On the current iteration of Bradley Zimmer

Through 53 big league plate appearances, Cleveland Indians top prospect Bradley Zimmer has been better than advertised. The lanky outfielder with the shaved yet still unkempt facial hair has provided a significant upgrade over the Indians other options in center field.

Indeed, Zimmer’s success has been both a boon and troublesome. The 24-year-old has brought offensive life and a large defensive upgrade in center field stabilizing a middling position. On the other hand, the Indians recalled Zimmer before they would have liked and now sending him down to avoid super-two thresholds would be a tough sell unless the bottom falls out.

Zimmer has looked like an everyday player since making his Major League debut, a notion which Let’s Go Tribe’s Matt Lyons discussed with precision.

Even if we get the worst of Zimmer against left-handed pitchers, he will draw walks and play better defense than either of Jackson or Almonte. And with Zimmer’s speed, taking a free base as opposed to a double here and there is not the end of the world. He’s going to strike out a lot, sure, but so are a lot of players in baseball nowadays. Zimmer is the more talented player, he plays better defense no matter the handedness of the opposing pitcher, and his goatee is fabulous.

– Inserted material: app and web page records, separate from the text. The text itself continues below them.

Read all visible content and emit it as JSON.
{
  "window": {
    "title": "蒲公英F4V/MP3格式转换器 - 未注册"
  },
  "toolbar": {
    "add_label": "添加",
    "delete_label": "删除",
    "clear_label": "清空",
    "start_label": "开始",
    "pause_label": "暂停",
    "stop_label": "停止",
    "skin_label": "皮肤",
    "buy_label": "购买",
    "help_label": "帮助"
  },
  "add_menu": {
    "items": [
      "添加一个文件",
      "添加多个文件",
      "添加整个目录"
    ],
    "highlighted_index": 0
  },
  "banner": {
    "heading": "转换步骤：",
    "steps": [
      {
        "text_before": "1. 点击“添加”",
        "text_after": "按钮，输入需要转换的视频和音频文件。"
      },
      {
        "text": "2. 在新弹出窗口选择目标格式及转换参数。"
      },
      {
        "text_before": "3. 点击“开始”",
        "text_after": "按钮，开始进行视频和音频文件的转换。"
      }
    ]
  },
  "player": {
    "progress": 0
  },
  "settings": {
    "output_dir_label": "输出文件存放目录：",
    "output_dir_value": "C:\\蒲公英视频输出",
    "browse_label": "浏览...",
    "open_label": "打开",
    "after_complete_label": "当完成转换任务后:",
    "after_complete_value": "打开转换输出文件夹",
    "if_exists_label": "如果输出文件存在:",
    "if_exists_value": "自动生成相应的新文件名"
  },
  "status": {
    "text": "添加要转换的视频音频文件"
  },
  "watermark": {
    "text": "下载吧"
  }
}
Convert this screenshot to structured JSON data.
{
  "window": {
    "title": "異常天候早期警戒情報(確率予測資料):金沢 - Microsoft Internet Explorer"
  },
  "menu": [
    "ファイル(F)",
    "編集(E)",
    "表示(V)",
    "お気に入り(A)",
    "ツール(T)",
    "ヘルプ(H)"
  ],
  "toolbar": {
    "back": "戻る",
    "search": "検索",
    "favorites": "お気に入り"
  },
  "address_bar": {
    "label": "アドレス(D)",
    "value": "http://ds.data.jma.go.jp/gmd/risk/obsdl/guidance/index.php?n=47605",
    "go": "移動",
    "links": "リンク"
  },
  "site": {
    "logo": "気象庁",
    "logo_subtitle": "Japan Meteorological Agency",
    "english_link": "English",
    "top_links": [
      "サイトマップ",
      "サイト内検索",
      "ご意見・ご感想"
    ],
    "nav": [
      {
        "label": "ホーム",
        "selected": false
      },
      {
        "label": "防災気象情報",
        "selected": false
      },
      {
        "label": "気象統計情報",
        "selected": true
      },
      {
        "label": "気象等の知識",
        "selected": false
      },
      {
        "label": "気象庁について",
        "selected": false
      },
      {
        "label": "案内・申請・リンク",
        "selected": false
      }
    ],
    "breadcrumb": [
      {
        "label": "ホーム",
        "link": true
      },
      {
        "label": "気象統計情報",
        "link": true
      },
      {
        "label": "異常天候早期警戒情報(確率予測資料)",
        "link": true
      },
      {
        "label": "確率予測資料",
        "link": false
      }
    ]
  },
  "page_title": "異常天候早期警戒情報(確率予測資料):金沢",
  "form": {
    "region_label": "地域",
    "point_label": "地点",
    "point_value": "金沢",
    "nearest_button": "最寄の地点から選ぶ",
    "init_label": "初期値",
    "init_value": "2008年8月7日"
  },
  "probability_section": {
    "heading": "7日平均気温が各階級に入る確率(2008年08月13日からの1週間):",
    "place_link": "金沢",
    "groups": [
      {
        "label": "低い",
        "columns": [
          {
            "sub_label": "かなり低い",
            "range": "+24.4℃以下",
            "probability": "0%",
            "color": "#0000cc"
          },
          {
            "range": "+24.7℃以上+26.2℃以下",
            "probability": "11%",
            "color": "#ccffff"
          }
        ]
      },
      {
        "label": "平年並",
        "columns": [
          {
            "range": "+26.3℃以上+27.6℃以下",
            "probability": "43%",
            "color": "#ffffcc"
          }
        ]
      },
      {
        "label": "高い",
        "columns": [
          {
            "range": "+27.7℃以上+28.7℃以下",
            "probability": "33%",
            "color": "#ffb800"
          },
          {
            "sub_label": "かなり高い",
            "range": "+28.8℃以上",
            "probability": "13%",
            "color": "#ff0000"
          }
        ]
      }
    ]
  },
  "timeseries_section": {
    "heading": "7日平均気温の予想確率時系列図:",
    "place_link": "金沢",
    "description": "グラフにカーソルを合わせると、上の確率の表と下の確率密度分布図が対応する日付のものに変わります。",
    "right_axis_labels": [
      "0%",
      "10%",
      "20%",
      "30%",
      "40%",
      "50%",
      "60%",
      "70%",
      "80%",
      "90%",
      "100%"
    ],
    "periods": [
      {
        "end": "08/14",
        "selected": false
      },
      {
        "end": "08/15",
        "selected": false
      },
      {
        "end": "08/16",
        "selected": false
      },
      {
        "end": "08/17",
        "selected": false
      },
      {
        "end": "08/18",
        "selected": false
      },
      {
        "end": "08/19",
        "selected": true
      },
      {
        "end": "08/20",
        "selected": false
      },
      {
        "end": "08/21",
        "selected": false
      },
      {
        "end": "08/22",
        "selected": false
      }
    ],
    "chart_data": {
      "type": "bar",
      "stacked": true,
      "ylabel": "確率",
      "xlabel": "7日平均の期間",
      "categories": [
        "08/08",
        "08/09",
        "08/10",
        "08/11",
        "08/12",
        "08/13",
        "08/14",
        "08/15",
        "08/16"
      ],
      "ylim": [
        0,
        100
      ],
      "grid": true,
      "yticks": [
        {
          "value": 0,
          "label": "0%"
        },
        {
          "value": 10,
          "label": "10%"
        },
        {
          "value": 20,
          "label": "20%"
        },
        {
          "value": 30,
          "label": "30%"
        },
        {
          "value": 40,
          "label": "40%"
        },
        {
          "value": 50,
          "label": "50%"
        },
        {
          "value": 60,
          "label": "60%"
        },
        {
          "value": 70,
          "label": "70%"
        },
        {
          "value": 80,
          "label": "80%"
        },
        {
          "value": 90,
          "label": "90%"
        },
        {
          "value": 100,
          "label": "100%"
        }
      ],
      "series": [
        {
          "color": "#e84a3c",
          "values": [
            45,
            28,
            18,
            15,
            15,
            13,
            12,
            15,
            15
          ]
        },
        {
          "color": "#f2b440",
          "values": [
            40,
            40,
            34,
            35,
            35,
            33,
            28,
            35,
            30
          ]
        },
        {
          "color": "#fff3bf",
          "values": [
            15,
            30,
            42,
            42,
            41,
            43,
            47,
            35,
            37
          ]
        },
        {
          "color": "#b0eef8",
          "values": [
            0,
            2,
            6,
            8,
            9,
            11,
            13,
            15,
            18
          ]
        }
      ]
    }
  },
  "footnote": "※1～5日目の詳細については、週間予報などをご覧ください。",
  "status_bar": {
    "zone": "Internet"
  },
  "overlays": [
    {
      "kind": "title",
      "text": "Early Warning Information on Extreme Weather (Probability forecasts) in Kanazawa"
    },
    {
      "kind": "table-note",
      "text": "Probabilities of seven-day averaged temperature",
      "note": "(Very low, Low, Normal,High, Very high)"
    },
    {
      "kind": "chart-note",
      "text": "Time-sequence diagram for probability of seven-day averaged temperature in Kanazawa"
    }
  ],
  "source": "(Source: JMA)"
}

While Zimmer’s goatee is anything but fabulous, the Indians are simply better with Zimmer in the game right now. With 53 plate appearances, an unbelievably small sample it is time to see how Zimmer’s big league start compares to reasonable expectations of his performance based on minor league track record.

Before the season began, when Jeff Nomina still cared about baseball we discussed Zimmer in detail.  In this I discussed Zimmer’s offensive profile which is in many ways lofty for his position and in one way limited thanks to strikeouts.

The large question for Zimmer entering the big leagues was whether his above average power, walk rate, and base running value would be so loud as to quiet the limitations of his strikeout rate. To this point his strikeout rate has been silenced by big time power production. See the below home run for visual confirmation.

The next question is, what about Bradley Zimmer is real?

Courtesy of Fangraphs

One of the really positive pieces to Zimmer’s start at the big league level is that excluding ISO/SLG there are no major outliers which scream regression. As long as Zimmer’s strikeout remains at 30 percent or better he can manage to carry the profile with other tools and so far that has happened. Perhaps most interesting with regard to Zimmer is that he runs a high strikeout rate because of swing and miss, not chasing pitches out of the zone. Zimmer has chased only 18 percent of pitches outside the strike zone.

For context, if he qualified in terms of plate appearances, this would be fifth best in baseball. Of course, this will likely a decline a bit but he does a phenomenal job just swinging at strikes. The K-rate is unlikely to modulate above 30 percent as once feared.

While the BABIP is high, Zimmer has two things that tend to raises BABIP: Speed (his legs appear to need but five steps from station to station) and contact authority.

First, in regard to his speed:


Further, minor league BABIP is a really good proxy for contact quality and BABIP skills, all these parts point to sustainability. Likely not at .357 but Zimmer should carry a .315+ BABIP. Of course, his pull tendencies are a piece to watch out for as the shift saps pull hitters BABIP, but so far Zimmer has used the whole field. Contact dispersal will likely regress shaving some BABIP but still remaining above average there.

To be blunt: Zimmer has been absolutely shredding baseballs. Among players with at least 30 batted ball events, Zimmer is 17th in barrels per batted ball event.

Courtesy of Brooks Baseball

Look at some of the names on this list. Former MVPs. Home run leaders. All-Stars. Mike Napoli. Zimmer is blistering the baseball in a small sample, and based on track record there is no reason to believe that he will not have significantly above average contact quality.

Time to address the ISO spike/slugging improvement. It is true that a part of it is certainly noise that will be filtered out as the sample grows. However, can a he run an elite .220 ISO? Probably.

Zimmer has fantastic contact authority as demonstrated above and wielding minor league data. Further, hitting at Progressive Field is incredibly favorable for left-handed hitters. Baseball Reference’s park factor by batter handedness has Progressive Field as the most favorable park for left handed hitters in all of baseball. This after being second to only Coors in 2016 for left handed batters. Though Francisco Lindor, Jose Ramirez, and Michael Brantley have all made power adjustments in their careers, Progressive Field has been a strong aide to these changes. In this sense, while Columbus’ home park is favorable, Zimmer may be playing half of his game in the most favorable hitting environment of his career which certainly will strengthen his power production.

All of this analysis comes with a giant caveat of the sample size. However, both surface level analysis and underlying data suggests that Bradley Zimmer’s game transitions beautifully to the big league level.